Student Assessment

When I was hired at the NY College of Osteopathic Medicine to rewrite the Assessment plan for the college and come up with a new assessment program that the students of the college could use. Previously, my boss the Dean of Academic Affairs tried to give an assessment survey at the end of the second year Medical exam. Students were so stressed out after the exam that they tore up the assessment survey.

When I arrived in the fall of 2008, the NY College of Osteopathic Medicine had been cited by COCA the national accrediting agency for 12 different infractions. Most of them involved student due-process and the balance were directed toward a complete college assessment program. I was directed to form a team and rewrite the assessment plan with up to date bench marks which were missing at the time. Along with this major project I helped set up an experimental student volunteer assessment team to evaluate on 13 week course at a time with weekly meetings to discuss pros and cons, concluding with a one to two page Executive Summary for the entire course in a positive and professional tone. I promised the students that if they cooperated, I would make sure their sound suggestions would be acted on by the College Curriculum committee, and that is what I did. We added a soda machine in the basement locker room of the lecture hall building. We modified the teaching day to include more break time other than just lunch. We also had professors make available the course lecture outline available a day or more in advance so students could use it as a study guide.

The most successful change I helped initiate was the volunteer Student evaluation teams. I monitored their progress each week, but they were not allowed to ask me questions, nor was I to make any comments about their discussions. Using a team got a shortened version of how the students felt about the course and it’s instructors in a positive professor manner. I adopted this concept from the Mayo Clinic in Minn.. They had similar problems in student evaluations that made fun of professors and called them names. The professors were defensive regarding the student evaluations and a solution was the volunteer student team approach instead of questioning the entire student body. Keeping the summary positive and professional got a better response from the faculty also.
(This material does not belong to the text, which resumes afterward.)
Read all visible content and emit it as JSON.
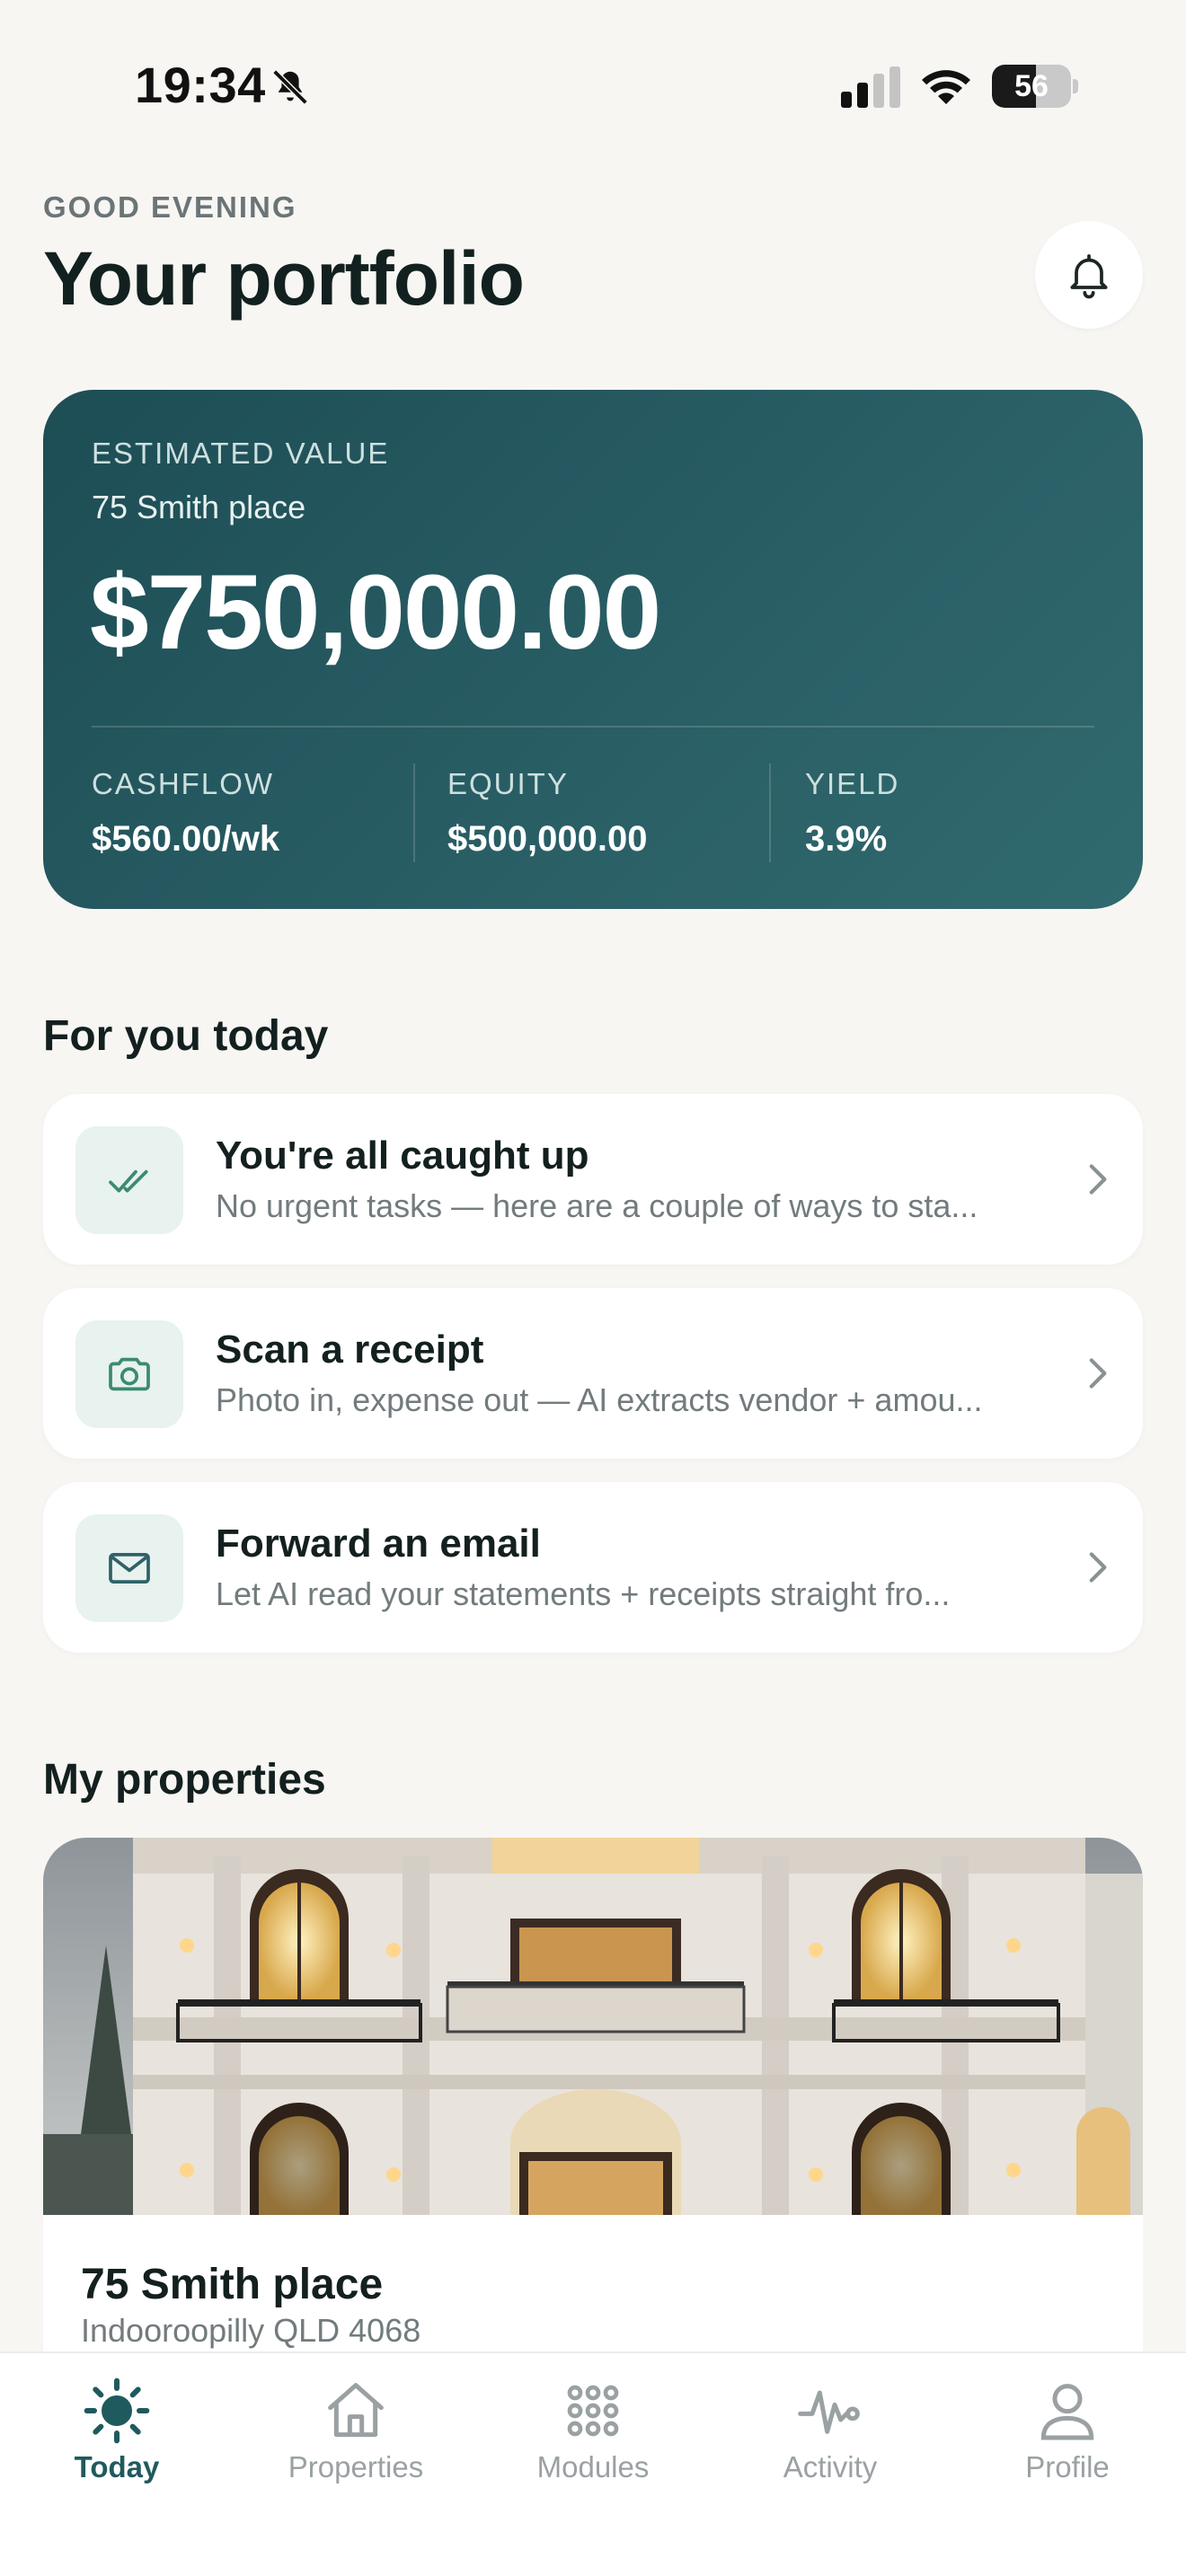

By the summer of 2009, the Volunteer Student Assessment team became part of the incoming Freshman team orientation and put in place in the fall of 2009.